The wonderful reason horror exists is to act as an objective pursuit in understanding our dualistic nature, or those Jungians often say, our collective history through symbols, myths and fairy tales. Good horror storytelling doesn’t give the audience the answers; rather, forces the question. Horror in the delightful guise of entertainment, presenting itself as some unholy creature or alien is essentially discussing humanity in and of itself. Consider the 1953 classic sci-fi thriller, Invaders from Mars. Who do you think those aliens really represent? This was the start of not only the Atomic Age, but also the Cold War. Understanding the anxieties in the era in which the film or book was published, will help us understand what the story is trying to tell us from behind the curtain of lights and sound. And this is why I write horror, not only to (hopefully) entertain, but to also add something to our collective understanding of self. With the release of my debut novel, REINHEIT, I used our collective history and memory of the Holocaust and the Einsatzgruppen to discuss current cultural fears and to open the subconscious of my audience to the dangers of pseudospeciation and ethnocentrism. 

This in large is why horror is so wonderful. Most see horror as just some thrill ride, a cheap amusement park of chills. And horror can very well be just that. But while we’re enjoying the turns and dips and bumps and scares, perhaps something else is going on to, something behind the latent curtain, something that draws us to ask questions about that mythical monster within, the undiscovered self, or maybe to put it more sharply, the ignored self, our dualistic nature and our inner contrasts.

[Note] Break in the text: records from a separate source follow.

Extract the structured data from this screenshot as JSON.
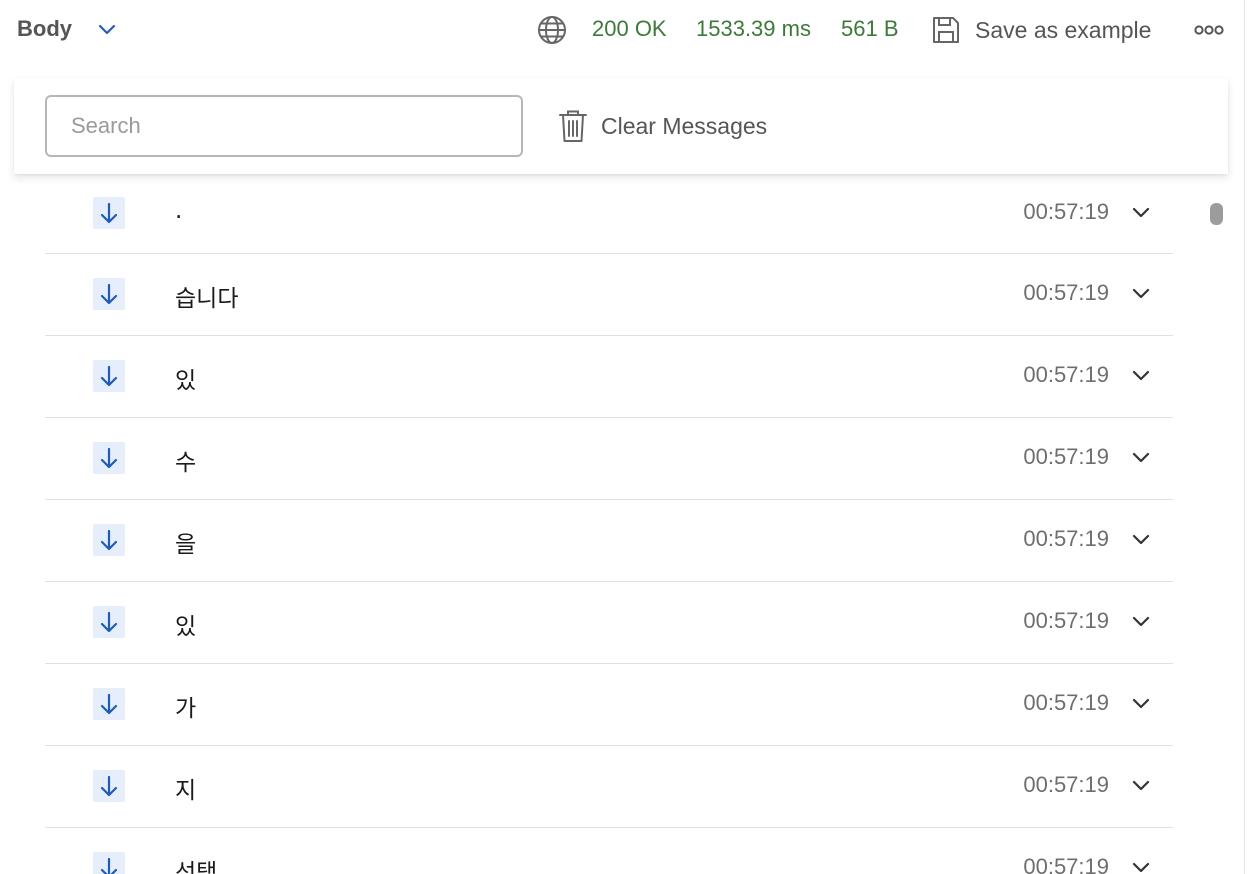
{
  "topbar": {
    "body_label": "Body",
    "status_code": "200 OK",
    "response_time": "1533.39 ms",
    "response_size": "561 B",
    "save_label": "Save as example",
    "icons": {
      "body_dropdown": "chevron-down-icon",
      "network": "globe-icon",
      "save": "save-icon",
      "more": "more-options-icon"
    }
  },
  "search": {
    "placeholder": "Search",
    "value": ""
  },
  "clear_messages": {
    "label": "Clear Messages",
    "icon": "trash-icon"
  },
  "colors": {
    "status_green": "#3d7a3a",
    "arrow_blue": "#1f5bb8",
    "arrow_bg": "#e6eefb",
    "text_gray": "#555555"
  },
  "messages": [
    {
      "direction": "received",
      "text": ".",
      "time": "00:57:19"
    },
    {
      "direction": "received",
      "text": "습니다",
      "time": "00:57:19"
    },
    {
      "direction": "received",
      "text": "있",
      "time": "00:57:19"
    },
    {
      "direction": "received",
      "text": "수",
      "time": "00:57:19"
    },
    {
      "direction": "received",
      "text": "을",
      "time": "00:57:19"
    },
    {
      "direction": "received",
      "text": "있",
      "time": "00:57:19"
    },
    {
      "direction": "received",
      "text": "가",
      "time": "00:57:19"
    },
    {
      "direction": "received",
      "text": "지",
      "time": "00:57:19"
    },
    {
      "direction": "received",
      "text": "선택",
      "time": "00:57:19"
    }
  ]
}
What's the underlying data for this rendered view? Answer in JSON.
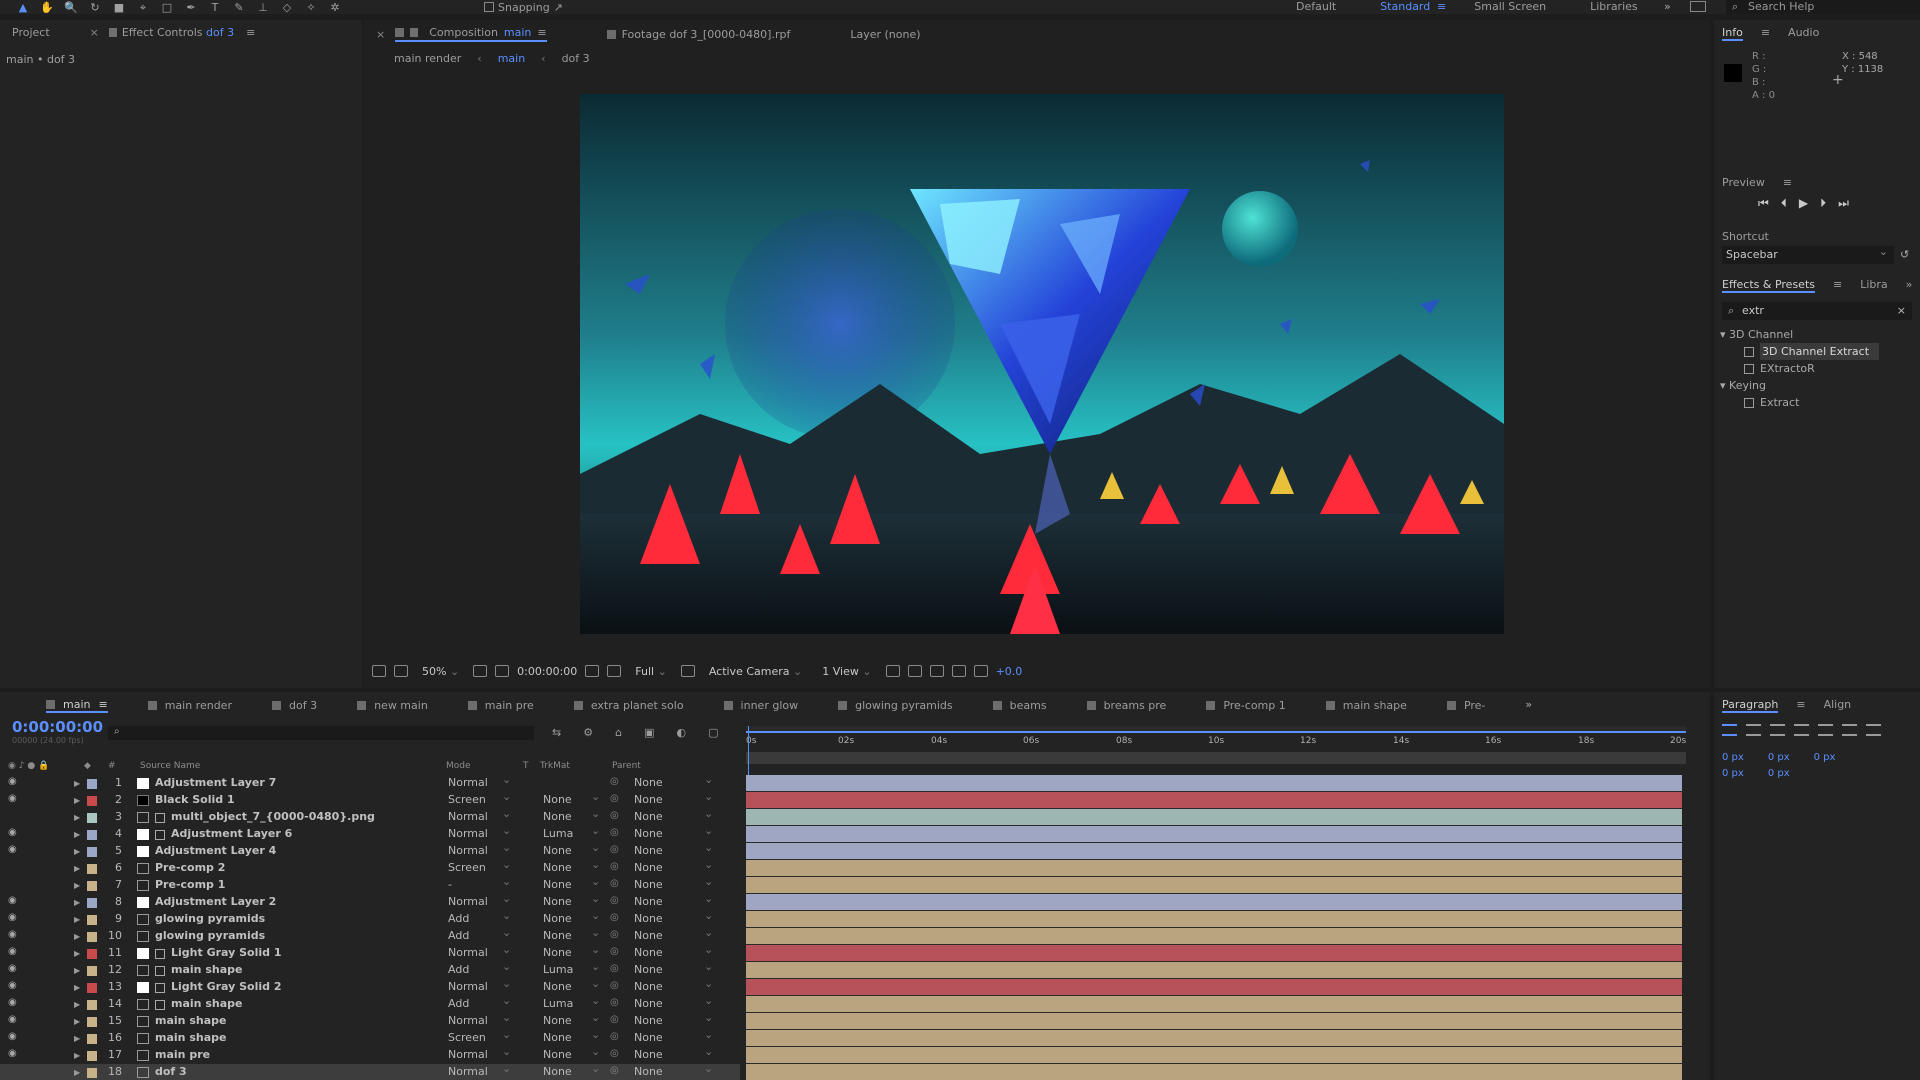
{
  "toolbar": {
    "snapping": "Snapping",
    "workspaces": [
      "Default",
      "Standard",
      "Small Screen",
      "Libraries"
    ],
    "active_workspace": "Standard",
    "search_placeholder": "Search Help"
  },
  "project_panel": {
    "tab_project": "Project",
    "tab_effect_controls": "Effect Controls",
    "effect_controls_target": "dof 3",
    "breadcrumb": "main • dof 3"
  },
  "composition": {
    "tab_label": "Composition",
    "tab_name": "main",
    "footage_tab": "Footage dof 3_[0000-0480].rpf",
    "layer_tab": "Layer (none)",
    "breadcrumb": [
      "main render",
      "main",
      "dof 3"
    ],
    "viewer": {
      "zoom": "50%",
      "time": "0:00:00:00",
      "resolution": "Full",
      "camera": "Active Camera",
      "views": "1 View",
      "exposure": "+0.0"
    }
  },
  "info_panel": {
    "tabs": [
      "Info",
      "Audio"
    ],
    "r": "R :",
    "g": "G :",
    "b": "B :",
    "a": "A : 0",
    "x": "X : 548",
    "y": "Y : 1138"
  },
  "preview_panel": {
    "title": "Preview",
    "shortcut_label": "Shortcut",
    "shortcut_value": "Spacebar"
  },
  "effects_panel": {
    "tabs": [
      "Effects & Presets",
      "Libra"
    ],
    "search": "extr",
    "groups": [
      {
        "name": "3D Channel",
        "items": [
          "3D Channel Extract",
          "EXtractoR"
        ]
      },
      {
        "name": "Keying",
        "items": [
          "Extract"
        ]
      }
    ],
    "selected_item": "3D Channel Extract"
  },
  "timeline": {
    "tabs": [
      "main",
      "main render",
      "dof 3",
      "new main",
      "main pre",
      "extra planet solo",
      "inner glow",
      "glowing pyramids",
      "beams",
      "breams pre",
      "Pre-comp 1",
      "main shape",
      "Pre-"
    ],
    "active_tab": "main",
    "timecode": "0:00:00:00",
    "timecode_sub": "00000 (24.00 fps)",
    "columns": {
      "num": "#",
      "source": "Source Name",
      "mode": "Mode",
      "t": "T",
      "trkmat": "TrkMat",
      "parent": "Parent"
    },
    "ruler_ticks": [
      "0s",
      "02s",
      "04s",
      "06s",
      "08s",
      "10s",
      "12s",
      "14s",
      "16s",
      "18s",
      "20s"
    ],
    "layers": [
      {
        "num": "1",
        "name": "Adjustment Layer 7",
        "mode": "Normal",
        "trkmat": "",
        "parent": "None",
        "label": "#9aa7c7",
        "icon": "solid",
        "fx": false,
        "eye": true,
        "bar": "#9fa6c4"
      },
      {
        "num": "2",
        "name": "Black Solid 1",
        "mode": "Screen",
        "trkmat": "None",
        "parent": "None",
        "label": "#c84a4a",
        "icon": "black",
        "fx": false,
        "eye": true,
        "bar": "#b8525a"
      },
      {
        "num": "3",
        "name": "multi_object_7_{0000-0480}.png",
        "mode": "Normal",
        "trkmat": "None",
        "parent": "None",
        "label": "#a9c5c1",
        "icon": "footage",
        "fx": true,
        "eye": false,
        "bar": "#9eb6b2"
      },
      {
        "num": "4",
        "name": "Adjustment Layer 6",
        "mode": "Normal",
        "trkmat": "Luma",
        "parent": "None",
        "label": "#9aa7c7",
        "icon": "solid",
        "fx": true,
        "eye": true,
        "bar": "#9fa6c4"
      },
      {
        "num": "5",
        "name": "Adjustment Layer 4",
        "mode": "Normal",
        "trkmat": "None",
        "parent": "None",
        "label": "#9aa7c7",
        "icon": "solid",
        "fx": false,
        "eye": true,
        "bar": "#9fa6c4"
      },
      {
        "num": "6",
        "name": "Pre-comp 2",
        "mode": "Screen",
        "trkmat": "None",
        "parent": "None",
        "label": "#c7b28a",
        "icon": "comp",
        "fx": false,
        "eye": false,
        "bar": "#b9a47f"
      },
      {
        "num": "7",
        "name": "Pre-comp 1",
        "mode": "-",
        "trkmat": "None",
        "parent": "None",
        "label": "#c7b28a",
        "icon": "comp",
        "fx": false,
        "eye": false,
        "bar": "#b9a47f"
      },
      {
        "num": "8",
        "name": "Adjustment Layer 2",
        "mode": "Normal",
        "trkmat": "None",
        "parent": "None",
        "label": "#9aa7c7",
        "icon": "solid",
        "fx": false,
        "eye": true,
        "bar": "#9fa6c4"
      },
      {
        "num": "9",
        "name": "glowing pyramids",
        "mode": "Add",
        "trkmat": "None",
        "parent": "None",
        "label": "#c7b28a",
        "icon": "comp",
        "fx": false,
        "eye": true,
        "bar": "#b9a47f"
      },
      {
        "num": "10",
        "name": "glowing pyramids",
        "mode": "Add",
        "trkmat": "None",
        "parent": "None",
        "label": "#c7b28a",
        "icon": "comp",
        "fx": false,
        "eye": true,
        "bar": "#b9a47f"
      },
      {
        "num": "11",
        "name": "Light Gray Solid 1",
        "mode": "Normal",
        "trkmat": "None",
        "parent": "None",
        "label": "#c84a4a",
        "icon": "solid",
        "fx": true,
        "eye": true,
        "bar": "#b8525a"
      },
      {
        "num": "12",
        "name": "main shape",
        "mode": "Add",
        "trkmat": "Luma",
        "parent": "None",
        "label": "#c7b28a",
        "icon": "comp",
        "fx": true,
        "eye": true,
        "bar": "#b9a47f"
      },
      {
        "num": "13",
        "name": "Light Gray Solid 2",
        "mode": "Normal",
        "trkmat": "None",
        "parent": "None",
        "label": "#c84a4a",
        "icon": "solid",
        "fx": true,
        "eye": true,
        "bar": "#b8525a"
      },
      {
        "num": "14",
        "name": "main shape",
        "mode": "Add",
        "trkmat": "Luma",
        "parent": "None",
        "label": "#c7b28a",
        "icon": "comp",
        "fx": true,
        "eye": true,
        "bar": "#b9a47f"
      },
      {
        "num": "15",
        "name": "main shape",
        "mode": "Normal",
        "trkmat": "None",
        "parent": "None",
        "label": "#c7b28a",
        "icon": "comp",
        "fx": false,
        "eye": true,
        "bar": "#b9a47f"
      },
      {
        "num": "16",
        "name": "main shape",
        "mode": "Screen",
        "trkmat": "None",
        "parent": "None",
        "label": "#c7b28a",
        "icon": "comp",
        "fx": false,
        "eye": true,
        "bar": "#b9a47f"
      },
      {
        "num": "17",
        "name": "main pre",
        "mode": "Normal",
        "trkmat": "None",
        "parent": "None",
        "label": "#c7b28a",
        "icon": "comp",
        "fx": false,
        "eye": true,
        "bar": "#b9a47f"
      },
      {
        "num": "18",
        "name": "dof 3",
        "mode": "Normal",
        "trkmat": "None",
        "parent": "None",
        "label": "#c7b28a",
        "icon": "comp",
        "fx": false,
        "eye": false,
        "bar": "#b9a47f",
        "selected": true
      }
    ]
  },
  "paragraph_panel": {
    "tabs": [
      "Paragraph",
      "Align"
    ],
    "indent_left": "0 px",
    "indent_first": "0 px",
    "indent_right": "0 px",
    "space_before": "0 px",
    "space_after": "0 px"
  },
  "colors": {
    "accent": "#5b8fff",
    "panel_bg": "#232323",
    "app_bg": "#1d1d1d"
  }
}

While the armchair in my book is very much the representation of pure evil, it also becomes more of a vehicle for the other characters that come in contact with it. Rebecca Moss, the main protagonist in REINHEIT, was a character who ignored that particular side of humanity, despite seeing a very dualistic quality in her own husband, who was both a provider and an abuser. Rebecca, for me, objectified that moderate qualia in people, our blatant blind spots that we refuse to talk about until it’s too late and we’re forced into a situation that’ll more than likely break us down. Frank Moss is more extreme, but he has his own reasons and experiences that had brought him to his own conclusions about the world. And that makes the story a little bit more real, doesn’t it? When we hate and understand the motives of characters it terrifies us to watch the course of their story. Much like in Stephen King’s book Christine, it was heartbreaking watching the progression of Arnie Cunningham from innocence to deprave and then to read, second hand through Dennis’ perspective, the death of Arnie was almost a loss of innocence for the audiences as much as it was for the fictional characters. 

Not many genres can do this.
And this is why horror is so wonderfully horrible.

About the author:
Thomas S Flowers was born in Walter Reed Medical Center, Maryland to a military family. He grew up in RAF Chicksands, England and then later Fort Meade, and finally Roanoke, Virginia. Thomas graduated high school in 2000 and on September 11, 2001, joined the U.S. Army. From 2001-2008, Thomas served in the military police corps, with one tour in South Korea and three tours serving in Operation Enduring Freedom and Operation Iraqi Freedom. While stationed at Fort Hood, Texas, between deployments, Thomas met his wife and following his third and final tour to Iraq, decided to rejoin the civilian ranks. 

Thomas was discharged honorably in February 2008 and moved to Houston, Texas where he found employment and attended night school. In 2014, Thomas graduated with a Bachelor in Arts in History from University of Houston-Clear Lake. Thomas blogs at www.machinemean.org, commenting and reviewing movies, books, shows, and historical content. Thomas is living a rather simple and quite life with his beautiful bride and amazing daughter, just south of Houston, Texas. 


A. F. Stewart said...

A fantastic post.

Jan Lee said...

Gotta love a good horror novel, grins :)

Thomas S Flowers said...

Thank you! Horror can be an illuminating tool as it is an entertaining one as well.